Just the other day, I made an egregious faux pas at a friend’s house by jokingly referring to the violent demise of his spouse. In my defense, we had just finished watching the movie seven whose entire theme is about this psychopath who goes around killing people gruesomely and my comment was made while discussing the movie afterwards. The room fell silent and even I could make out that I had committed a blunder. I sure got a earful from Anupa while going home. I also apologized to my friend the next day if I had said something to hurt his feelings.
This incident got me thinking – why are we so touchy about the subject of death in general? Anupa assures me that the hesitancy is pretty widespread and that I’m the anomaly for not minding. Perhaps it has something to do with both my parents being doctors. We discuss death all the time at home. Just the other day, my mother and I were discussing the best way to commit suicide without pain and expense in case my parents get so old and pain ridden than life is just not worth living anymore. In fact, whenever my mother used to go on a trip somewhere, she would pull us aside before leaving and tell us where the important keys and documents were kept just in case she never came back. I have a file in my Google docs which has all these important details so that we don’t have to go into a flap in case someone in the family dies.

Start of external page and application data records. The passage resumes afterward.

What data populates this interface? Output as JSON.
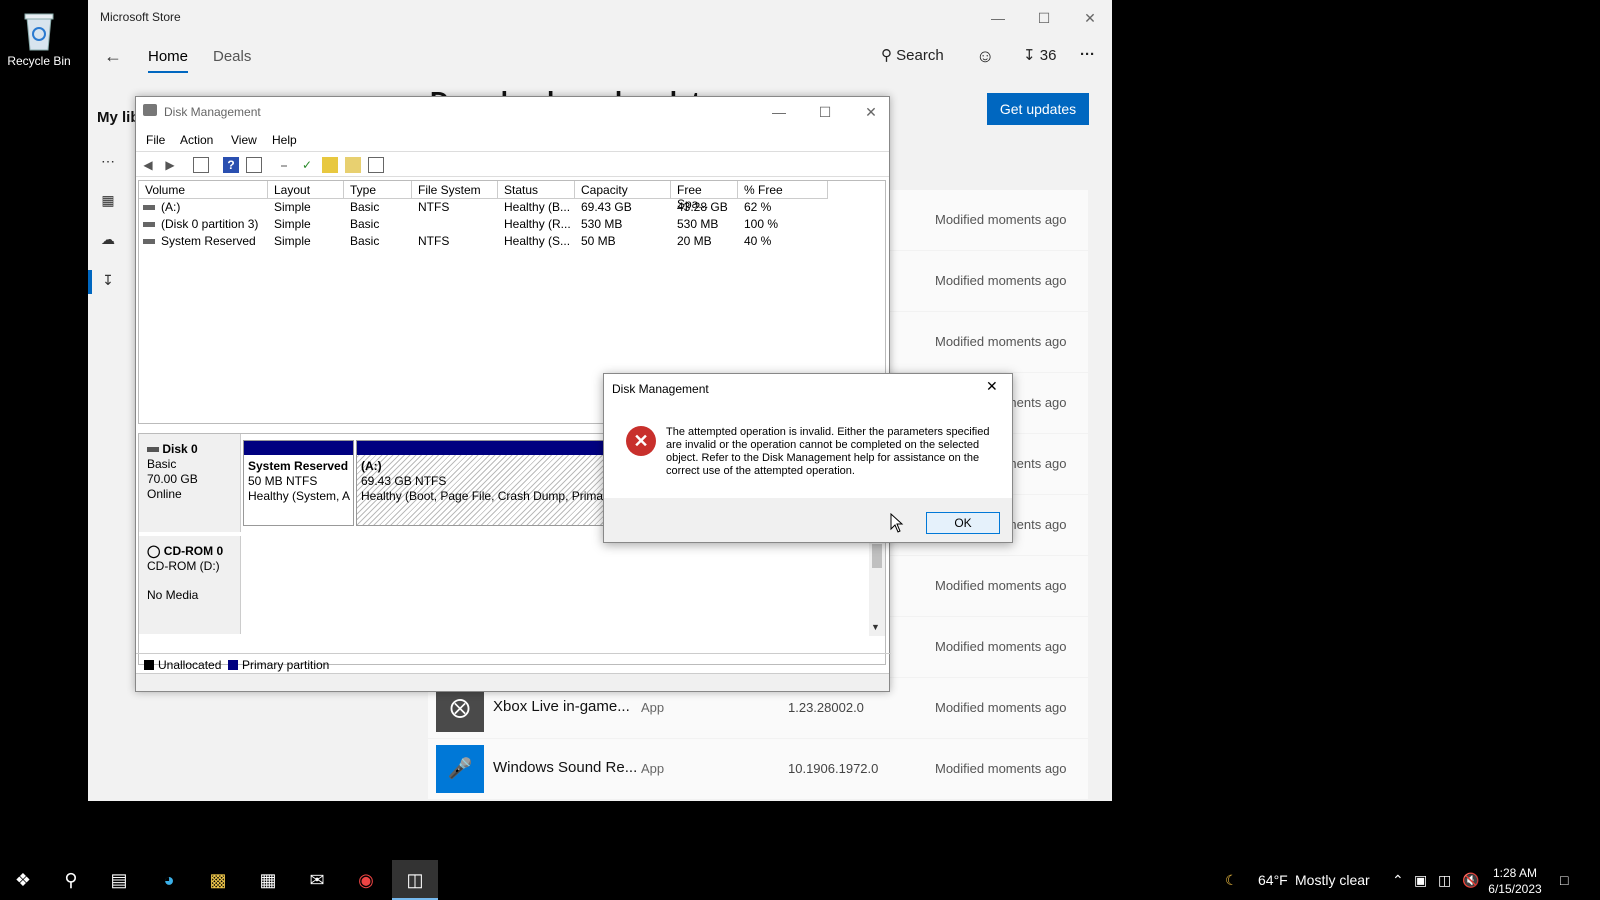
{
  "desktop": {
    "recycle_bin_label": "Recycle Bin"
  },
  "store": {
    "title": "Microsoft Store",
    "nav": {
      "home": "Home",
      "deals": "Deals",
      "search": "Search",
      "downloads_count": "36",
      "more": "···"
    },
    "sidebar_heading_partial": "My lib",
    "page_title_partial": "Downloads and updates",
    "get_updates_label": "Get updates",
    "modified_text": "Modified moments ago",
    "rows": [
      {
        "name": "Xbox Live in-game...",
        "type": "App",
        "version": "1.23.28002.0",
        "modified": "Modified moments ago",
        "logo_color": "#4a4a4a"
      },
      {
        "name": "Windows Sound Re...",
        "type": "App",
        "version": "10.1906.1972.0",
        "modified": "Modified moments ago",
        "logo_color": "#0078d7"
      }
    ]
  },
  "disk_mgmt": {
    "title": "Disk Management",
    "menu": [
      "File",
      "Action",
      "View",
      "Help"
    ],
    "columns": [
      "Volume",
      "Layout",
      "Type",
      "File System",
      "Status",
      "Capacity",
      "Free Spa...",
      "% Free"
    ],
    "volumes": [
      [
        "(A:)",
        "Simple",
        "Basic",
        "NTFS",
        "Healthy (B...",
        "69.43 GB",
        "43.28 GB",
        "62 %"
      ],
      [
        "(Disk 0 partition 3)",
        "Simple",
        "Basic",
        "",
        "Healthy (R...",
        "530 MB",
        "530 MB",
        "100 %"
      ],
      [
        "System Reserved",
        "Simple",
        "Basic",
        "NTFS",
        "Healthy (S...",
        "50 MB",
        "20 MB",
        "40 %"
      ]
    ],
    "disk0": {
      "name": "Disk 0",
      "type": "Basic",
      "size": "70.00 GB",
      "state": "Online"
    },
    "partitions": [
      {
        "name": "System Reserved",
        "size": "50 MB NTFS",
        "status": "Healthy (System, A"
      },
      {
        "name": "(A:)",
        "size": "69.43 GB NTFS",
        "status": "Healthy (Boot, Page File, Crash Dump, Primar"
      }
    ],
    "cdrom": {
      "name": "CD-ROM 0",
      "drive": "CD-ROM (D:)",
      "media": "No Media"
    },
    "legend": {
      "unallocated": "Unallocated",
      "primary": "Primary partition",
      "unallocated_color": "#000000",
      "primary_color": "#000080"
    }
  },
  "error_dialog": {
    "title": "Disk Management",
    "message": "The attempted operation is invalid.  Either the parameters specified are invalid or the operation cannot be completed on the selected object.  Refer to the Disk Management help for assistance on the correct use of the attempted operation.",
    "ok_label": "OK"
  },
  "taskbar": {
    "weather_temp": "64°F",
    "weather_text": "Mostly clear",
    "time": "1:28 AM",
    "date": "6/15/2023"
  }
}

So as a person who’s quite comfortable talking about death, I find the tendency to avoid the topic in Indian society pretty puzzling. I mean sure, no one wants a loved one to die. But talking about it won’t cause it to happen. Keeping quiet about it won’t prevent it either. Unless of course it’s a superstition, in which case I understand. We’re all superstitious about something or the other I guess. But if it’s not superstitious, what is it?
Strangely, I find that it’s Indians who dislike talk of death more than people here in the US for example. It’s strange because Hinduism is arguably a very chill religion when it comes to the final end. Other religions postulate that there’s a final judgement which is pretty scary if you ask me. Hinduism on the other hand simply treats death as shedding your clothes. The soul finds a new body and things go on as usual. Krishna told Arjun not to grieve for loved ones because they’re not really dead.
If anything, it should be the Atheists who hate discussing death because everything literally ends for them. No rebirth, no heaven…nothing. But I’ve met quite a few Atheists who don’t mind discussing their death or the death of others in public. But I don’t know whether it’s a religious thing, or a cultural thing here. Perhaps the problem is philosophical and people feel that since death is a horrible and bad thing, then talking about it is in poor taste.
It’s like the elephant in the room. Every knows it’s there but no one wants to acknowledge it. We all know we’re going to die and everyone we love is going to die and yet we don’t talk about it. This despite that fact that talking about death can be very interesting since it presents concepts such as the soul, mortality, God, the value of life etc. One of the most important distinctions between humans and animals is that we seem to be the only creature who is aware of our own mortality.
Could someone who is more clued into this help me understand this recalcitrance?